Within the entries below, find each line containing the word "replies" and copy it.

··· Entries supplied

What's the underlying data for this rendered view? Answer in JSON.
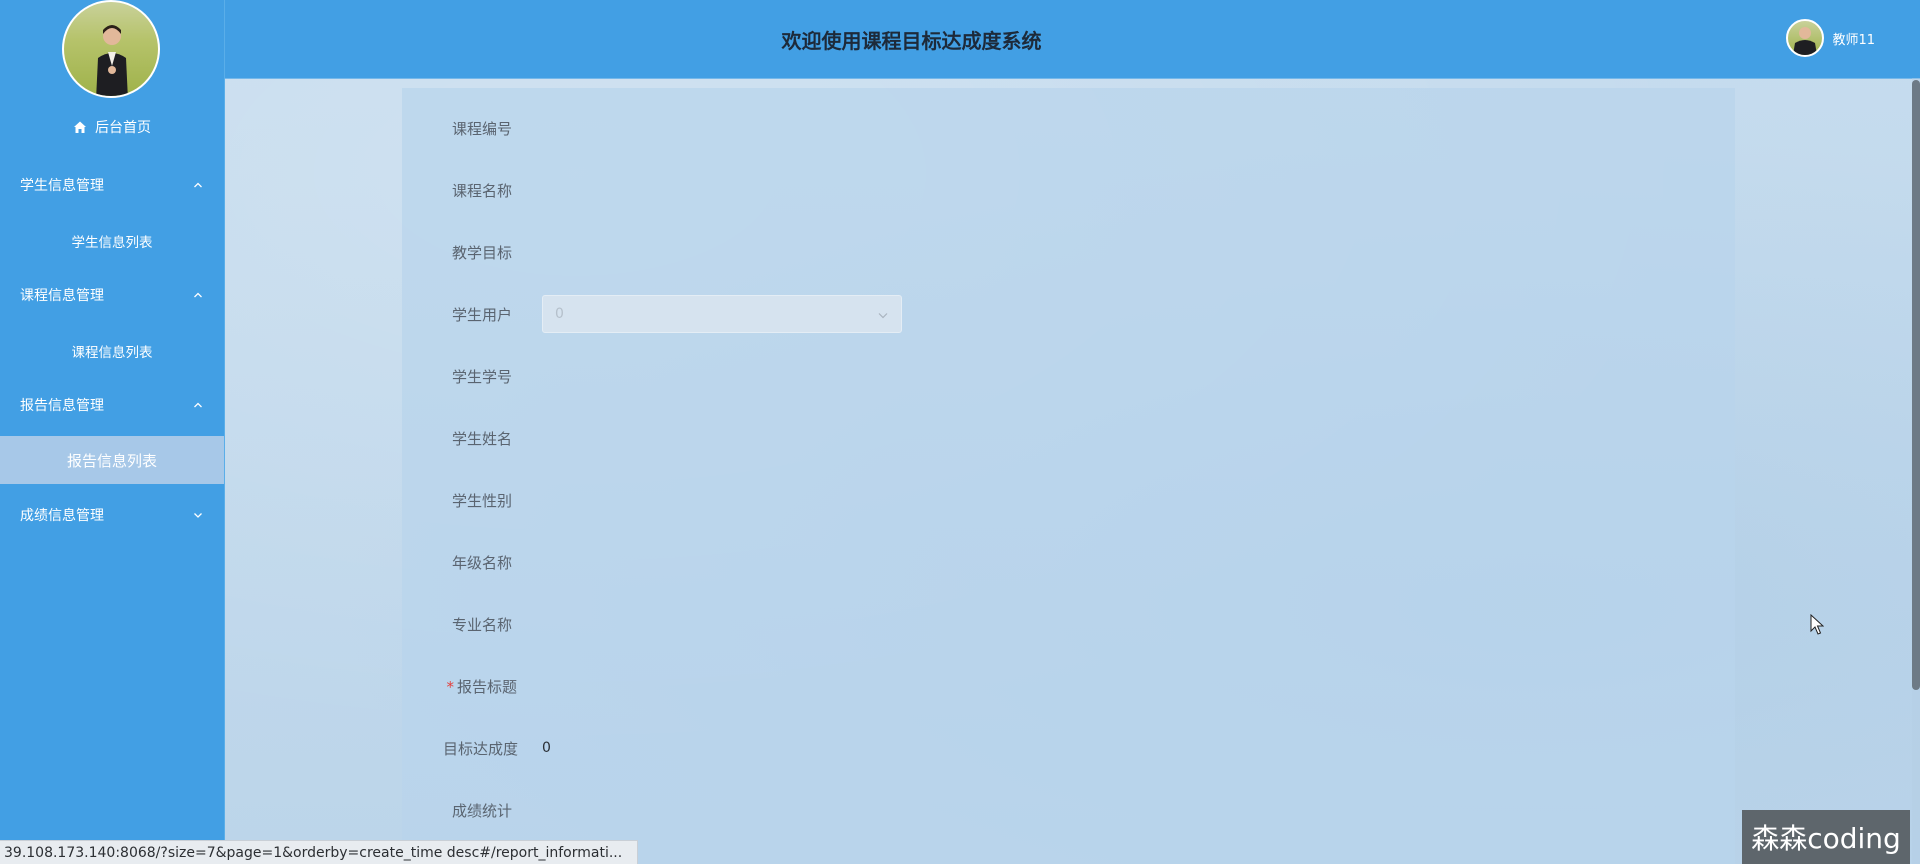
{
  "header": {
    "title": "欢迎使用课程目标达成度系统",
    "user_name": "教师11"
  },
  "sidebar": {
    "home_label": "后台首页",
    "groups": [
      {
        "label": "学生信息管理",
        "items": [
          "学生信息列表"
        ],
        "expanded": true
      },
      {
        "label": "课程信息管理",
        "items": [
          "课程信息列表"
        ],
        "expanded": true
      },
      {
        "label": "报告信息管理",
        "items": [
          "报告信息列表"
        ],
        "expanded": true,
        "active_item": "报告信息列表"
      },
      {
        "label": "成绩信息管理",
        "items": [],
        "expanded": false
      }
    ]
  },
  "form": {
    "fields": [
      {
        "label": "课程编号",
        "required": false
      },
      {
        "label": "课程名称",
        "required": false
      },
      {
        "label": "教学目标",
        "required": false
      },
      {
        "label": "学生用户",
        "required": false,
        "value": "0",
        "type": "select"
      },
      {
        "label": "学生学号",
        "required": false
      },
      {
        "label": "学生姓名",
        "required": false
      },
      {
        "label": "学生性别",
        "required": false
      },
      {
        "label": "年级名称",
        "required": false
      },
      {
        "label": "专业名称",
        "required": false
      },
      {
        "label": "报告标题",
        "required": true,
        "required_mark": "*"
      },
      {
        "label": "目标达成度",
        "required": false,
        "value": "0"
      },
      {
        "label": "成绩统计",
        "required": false
      }
    ]
  },
  "status_bar": {
    "url": "39.108.173.140:8068/?size=7&page=1&orderby=create_time desc#/report_informati..."
  },
  "watermark": {
    "text": "森森coding"
  },
  "colors": {
    "sidebar_bg": "#429fe4",
    "header_bg": "#429fe4",
    "active_item_bg": "#a7c8e8",
    "required_mark": "#e2413e"
  }
}
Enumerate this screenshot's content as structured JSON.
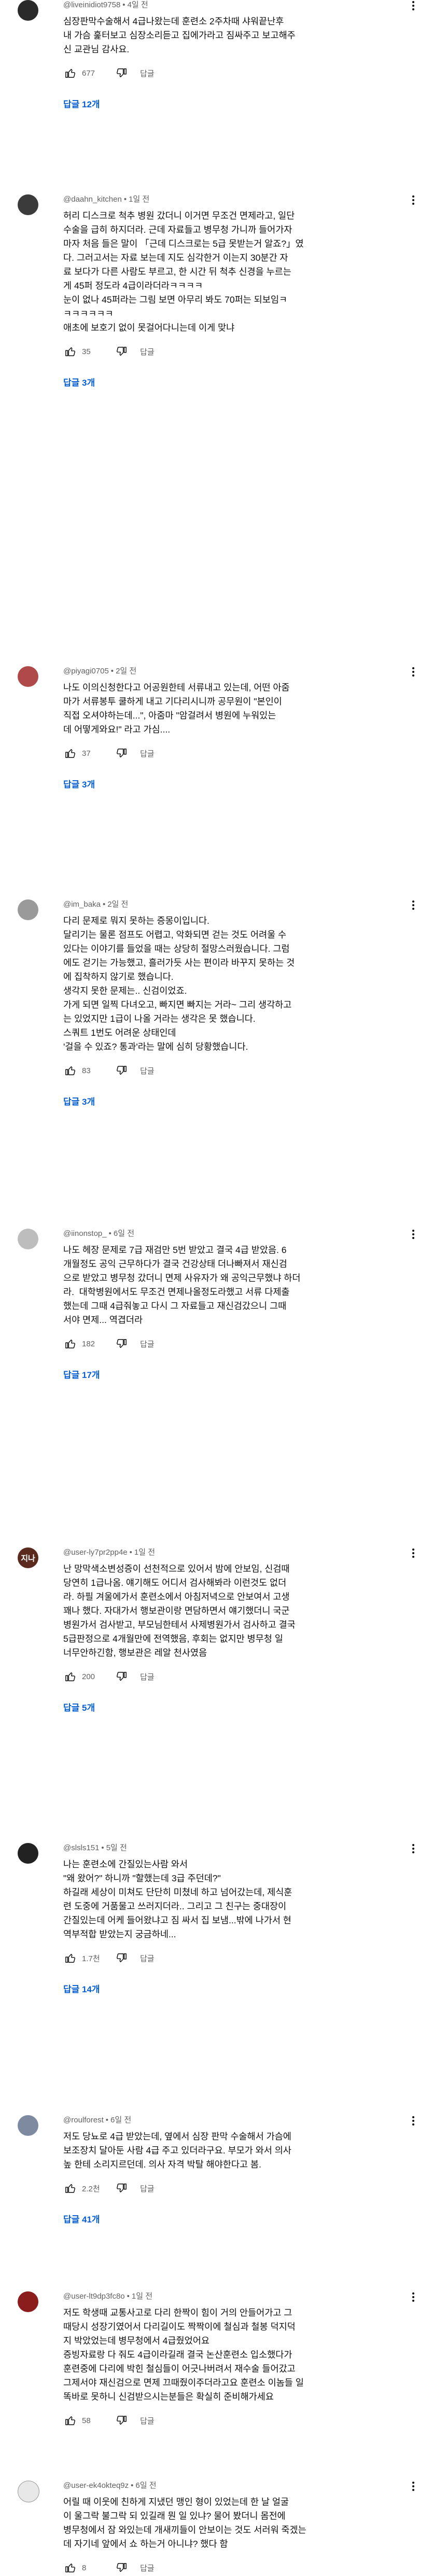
{
  "ui": {
    "reply_label": "답글",
    "more_icon": "more-vert-icon",
    "like_icon": "thumb-up-icon",
    "dislike_icon": "thumb-down-icon"
  },
  "comments": [
    {
      "author": "@liveinidiot9758",
      "time": "4일 전",
      "text": "심장판막수술해서 4급나왔는데 훈련소 2주차때 샤워끝난후\n내 가슴 훑터보고 심장소리듣고 집에가라고 짐싸주고 보고해주\n신 교관님 감사요.",
      "likes": "677",
      "replies": "답글 12개",
      "avatar_color": "#2a2a2a",
      "avatar_initial": ""
    },
    {
      "author": "@daahn_kitchen",
      "time": "1일 전",
      "text": "허리 디스크로 척추 병원 갔더니 이거면 무조건 면제라고, 일단\n수술을 급히 하지더라. 근데 자료들고 병무청 가니까 들어가자\n마자 처음 들은 말이 「근데 디스크로는 5급 못받는거 알죠?」였\n다. 그러고서는 자료 보는데 지도 심각한거 이는지 30분간 자\n료 보다가 다른 사람도 부르고, 한 시간 뒤 척추 신경을 누르는\n게 45퍼 정도라 4급이라더라ㅋㅋㅋㅋ\n눈이 없나 45퍼라는 그림 보면 아무리 봐도 70퍼는 되보임ㅋ\nㅋㅋㅋㅋㅋㅋ\n애초에 보호기 없이 못걸어다니는데 이게 맞냐",
      "likes": "35",
      "replies": "답글 3개",
      "avatar_color": "#3b3b3b",
      "avatar_initial": ""
    },
    {
      "author": "@piyagi0705",
      "time": "2일 전",
      "text": "나도 이의신청한다고 어공원한테 서류내고 있는데, 어떤 아줌\n마가 서류봉투 쿨하게 내고 기다리시니까 공무원이 \"본인이\n직접 오셔야하는데...\", 아줌마 \"암걸려서 병원에 누워있는\n데 어떻게와요!\" 라고 가심....",
      "likes": "37",
      "replies": "답글 3개",
      "avatar_color": "#b04a4a",
      "avatar_initial": ""
    },
    {
      "author": "@im_baka",
      "time": "2일 전",
      "text": "다리 문제로 뭐지 못하는 증몽이입니다.\n달리기는 물론 점프도 어렵고, 악화되면 걷는 것도 어려울 수\n있다는 이야기를 들었을 때는 상당히 절망스러웠습니다. 그럼\n에도 걷기는 가능했고, 흘러가듯 사는 편이라 바꾸지 못하는 것\n에 집착하지 않기로 했습니다.\n생각지 못한 문제는.. 신검이었죠.\n가게 되면 일찍 다녀오고, 빠지면 빠지는 거라~ 그리 생각하고\n는 있었지만 1급이 나올 거라는 생각은 못 했습니다.\n스쿼트 1번도 어려운 상태인데\n'걸을 수 있죠? 통과'라는 말에 심히 당황했습니다.",
      "likes": "83",
      "replies": "답글 3개",
      "avatar_color": "#9a9a9a",
      "avatar_initial": ""
    },
    {
      "author": "@iinonstop_",
      "time": "6일 전",
      "text": "나도 헤장 문제로 7급 재검만 5번 받았고 결국 4급 받았음. 6\n개월정도 공익 근무하다가 결국 건강상태 더나빠져서 재신검\n으로 받았고 병무청 갔더니 면제 사유자가 왜 공익근무했냐 하더\n라.  대학병원에서도 무조건 면제나올정도라했고 서류 다제출\n했는데 그때 4급줘놓고 다시 그 자료들고 재신검갔으니 그때\n서야 면제... 역겹더라",
      "likes": "182",
      "replies": "답글 17개",
      "avatar_color": "#bdbdbd",
      "avatar_initial": ""
    },
    {
      "author": "@user-ly7pr2pp4e",
      "time": "1일 전",
      "text": "난 망막색소변성증이 선천적으로 있어서 밤에 안보임, 신검때\n당연히 1급나옴. 얘기해도 어디서 검사해봐라 이런것도 없더\n라. 하필 겨울에가서 훈련소에서 아침저녁으로 안보여서 고생\n꽤나 했다. 자대가서 행보관이랑 면담하면서 얘기했더니 국군\n병원가서 검사받고, 부모님한테서 사제병원가서 검사하고 결국\n5급판정으로 4개월만에 전역했음, 후회는 없지만 병무청 일\n너무안하긴함, 행보관은 레알 천사였음",
      "likes": "200",
      "replies": "답글 5개",
      "avatar_color": "#5a2a1e",
      "avatar_initial": "지나"
    },
    {
      "author": "@slsls151",
      "time": "5일 전",
      "text": "나는 훈련소에 간질있는사람 와서\n\"왜 왔어?\" 하니까 \"할했는데 3급 주던데?\"\n하길래 세상이 미쳐도 단단히 미쳤네 하고 넘어갔는데, 제식훈\n련 도중에 거품물고 쓰러지더라.. 그리고 그 친구는 중대장이\n간질있는데 어케 들어왔냐고 짐 싸서 집 보냄...밖에 나가서 현\n역부적합 받았는지 궁금하네...",
      "likes": "1.7천",
      "replies": "답글 14개",
      "avatar_color": "#222222",
      "avatar_initial": ""
    },
    {
      "author": "@roulforest",
      "time": "6일 전",
      "text": "저도 당뇨로 4급 받았는데, 옆에서 심장 판막 수술해서 가슴에\n보조장치 달아둔 사람 4급 주고 있더라구요. 부모가 와서 의사\n높 한테 소리지르던데. 의사 자격 박탈 해야한다고 봄.",
      "likes": "2.2천",
      "replies": "답글 41개",
      "avatar_color": "#7d8aa0",
      "avatar_initial": ""
    },
    {
      "author": "@user-lt9dp3fc8o",
      "time": "1일 전",
      "text": "저도 학생때 교통사고로 다리 한짝이 힘이 거의 안들어가고 그\n때당시 성장기였어서 다리길이도 짝짝이에 철심과 철봉 덕지덕\n지 박았었는데 병무청에서 4급줬었어요\n증빙자료랑 다 줘도 4급이라길래 결국 논산훈련소 입소했다가\n훈련중에 다리에 박힌 철심들이 어긋나버려서 재수술 들어갔고\n그제서야 재신검으로 면제 끄때줬이주더라고요 훈련소 이놈들 일\n똑바로 못하니 신검받으시는분들은 확실히 준비해가세요",
      "likes": "58",
      "replies": "",
      "avatar_color": "#8b1d1d",
      "avatar_initial": ""
    },
    {
      "author": "@user-ek4okteq9z",
      "time": "6일 전",
      "text": "어릴 때 이웃에 친하게 지냈던 맹인 형이 있었는데 한 날 얼굴\n이 울그락 불그락 되 있길래 뭔 일 있냐? 물어 봤더니 몸전에\n병무청에서 잠 와있는데 개새끼들이 안보이는 것도 서러워 죽겠는\n데 자기네 앞에서 쇼 하는거 아니냐? 했다 함",
      "likes": "8",
      "replies": "",
      "avatar_color": "#e8e8e8",
      "avatar_initial": ""
    }
  ]
}
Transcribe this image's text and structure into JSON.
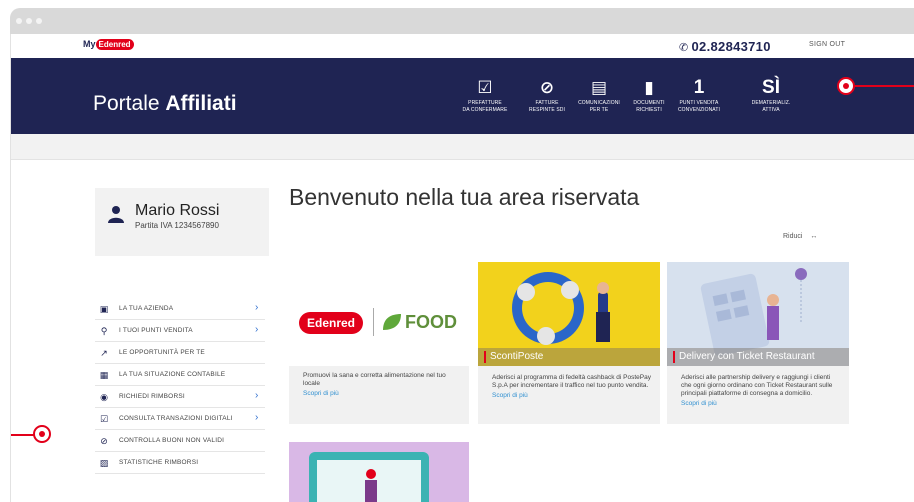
{
  "header": {
    "logo_my": "My",
    "logo_brand": "Edenred",
    "phone": "02.82843710",
    "signout": "SIGN OUT"
  },
  "nav": {
    "title_light": "Portale ",
    "title_bold": "Affiliati",
    "stats": [
      {
        "icon": "check-box-icon",
        "glyph": "☑",
        "label_line1": "PREFATTURE",
        "label_line2": "DA CONFERMARE"
      },
      {
        "icon": "blocked-icon",
        "glyph": "⊘",
        "label_line1": "FATTURE",
        "label_line2": "RESPINTE SDI"
      },
      {
        "icon": "message-icon",
        "glyph": "▤",
        "label_line1": "COMUNICAZIONI",
        "label_line2": "PER TE"
      },
      {
        "icon": "document-icon",
        "glyph": "▮",
        "label_line1": "DOCUMENTI",
        "label_line2": "RICHIESTI"
      },
      {
        "value": "1",
        "label_line1": "PUNTI VENDITA",
        "label_line2": "CONVENZIONATI"
      },
      {
        "value": "SÌ",
        "label_line1": "DEMATERIALIZ.",
        "label_line2": "ATTIVA"
      }
    ]
  },
  "user": {
    "name": "Mario Rossi",
    "vat": "Partita IVA 1234567890"
  },
  "menu": [
    {
      "icon": "building-icon",
      "glyph": "▣",
      "label": "LA TUA AZIENDA",
      "arrow": true
    },
    {
      "icon": "location-pin-icon",
      "glyph": "⚲",
      "label": "I TUOI PUNTI VENDITA",
      "arrow": true
    },
    {
      "icon": "trend-icon",
      "glyph": "↗",
      "label": "LE OPPORTUNITÀ PER TE",
      "arrow": false
    },
    {
      "icon": "calculator-icon",
      "glyph": "▦",
      "label": "LA TUA SITUAZIONE CONTABILE",
      "arrow": false
    },
    {
      "icon": "coins-icon",
      "glyph": "◉",
      "label": "RICHIEDI RIMBORSI",
      "arrow": true
    },
    {
      "icon": "check-box-icon",
      "glyph": "☑",
      "label": "CONSULTA TRANSAZIONI DIGITALI",
      "arrow": true
    },
    {
      "icon": "blocked-icon",
      "glyph": "⊘",
      "label": "CONTROLLA BUONI NON VALIDI",
      "arrow": false
    },
    {
      "icon": "chart-icon",
      "glyph": "▨",
      "label": "STATISTICHE RIMBORSI",
      "arrow": false
    }
  ],
  "main": {
    "welcome": "Benvenuto nella tua area riservata",
    "riduci": "Riduci",
    "riduci_icon": "↔",
    "cards": [
      {
        "brand_left": "Edenred",
        "brand_right": "FOOD",
        "desc": "Promuovi la sana e corretta alimentazione nel tuo locale",
        "more": "Scopri di più"
      },
      {
        "caption": "ScontiPoste",
        "desc": "Aderisci al programma di fedeltà cashback di PostePay S.p.A per incrementare il traffico nel tuo punto vendita.",
        "more": "Scopri di più"
      },
      {
        "caption": "Delivery con Ticket Restaurant",
        "desc": "Aderisci alle partnership delivery e raggiungi i clienti che ogni giorno ordinano con Ticket Restaurant sulle principali piattaforme di consegna a domicilio.",
        "more": "Scopri di più"
      }
    ]
  },
  "colors": {
    "navy": "#1f2453",
    "edenred_red": "#e2001a",
    "link_blue": "#2f8fd0",
    "panel_gray": "#f2f2f2"
  }
}
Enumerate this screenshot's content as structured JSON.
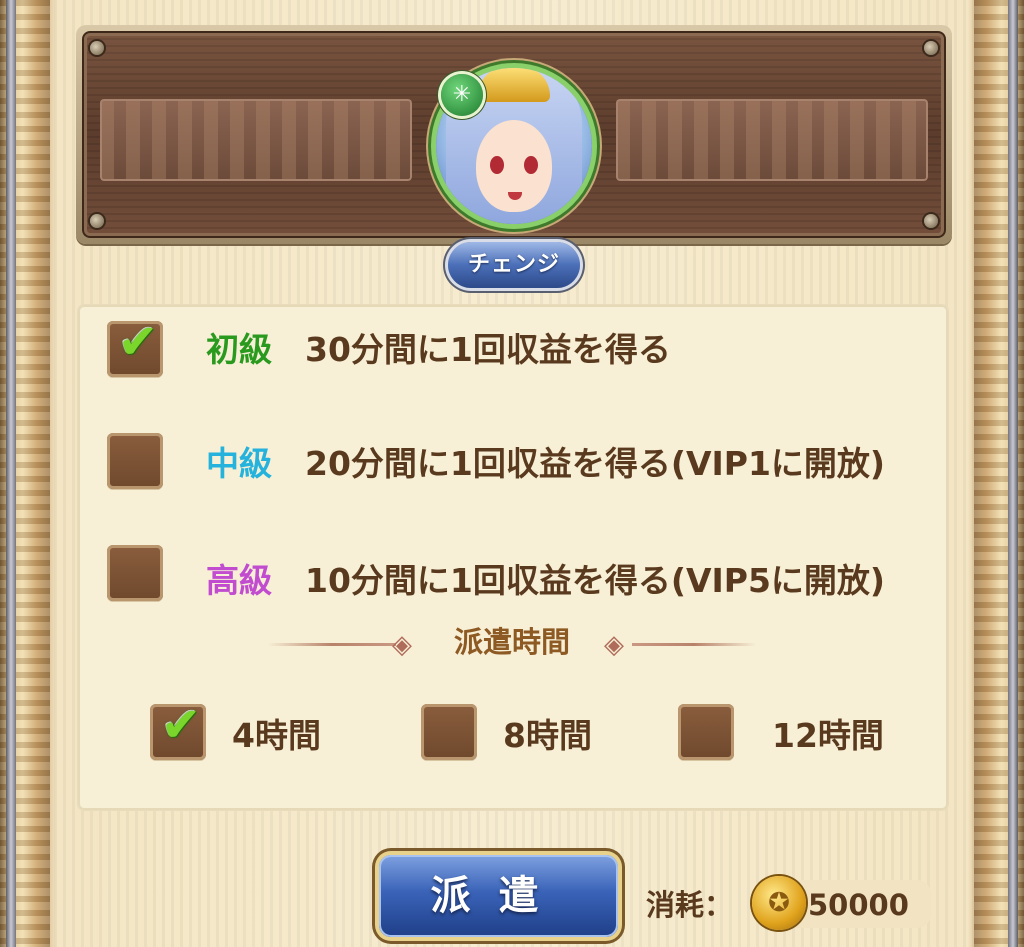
{
  "banner": {
    "element_icon": "wind-element-icon",
    "character_icon": "character-portrait"
  },
  "change_button": {
    "label": "チェンジ"
  },
  "options": [
    {
      "level": "初級",
      "level_color": "#2a9a1e",
      "description": "30分間に1回収益を得る",
      "checked": true
    },
    {
      "level": "中級",
      "level_color": "#25b2dc",
      "description": "20分間に1回収益を得る(VIP1に開放)",
      "checked": false
    },
    {
      "level": "高級",
      "level_color": "#c24ccf",
      "description": "10分間に1回収益を得る(VIP5に開放)",
      "checked": false
    }
  ],
  "duration": {
    "title": "派遣時間",
    "choices": [
      {
        "label": "4時間",
        "checked": true
      },
      {
        "label": "8時間",
        "checked": false
      },
      {
        "label": "12時間",
        "checked": false
      }
    ]
  },
  "dispatch_button": {
    "label": "派遣"
  },
  "cost": {
    "label": "消耗：",
    "currency_icon": "gold-coin-icon",
    "value": "50000"
  },
  "colors": {
    "panel_bg": "#f7efd6",
    "text_brown": "#5a3a1e",
    "check_green": "#7ad62b",
    "button_blue": "#3a63b8"
  }
}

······

- [Task result]
      "replies": "답글 12개",
      "replies": "답글 3개",
      "replies": "답글 3개",
      "replies": "답글 3개",
      "replies": "답글 17개",
      "replies": "답글 5개",
      "replies": "답글 14개",
      "replies": "답글 41개",
      "replies": "",
      "replies": "",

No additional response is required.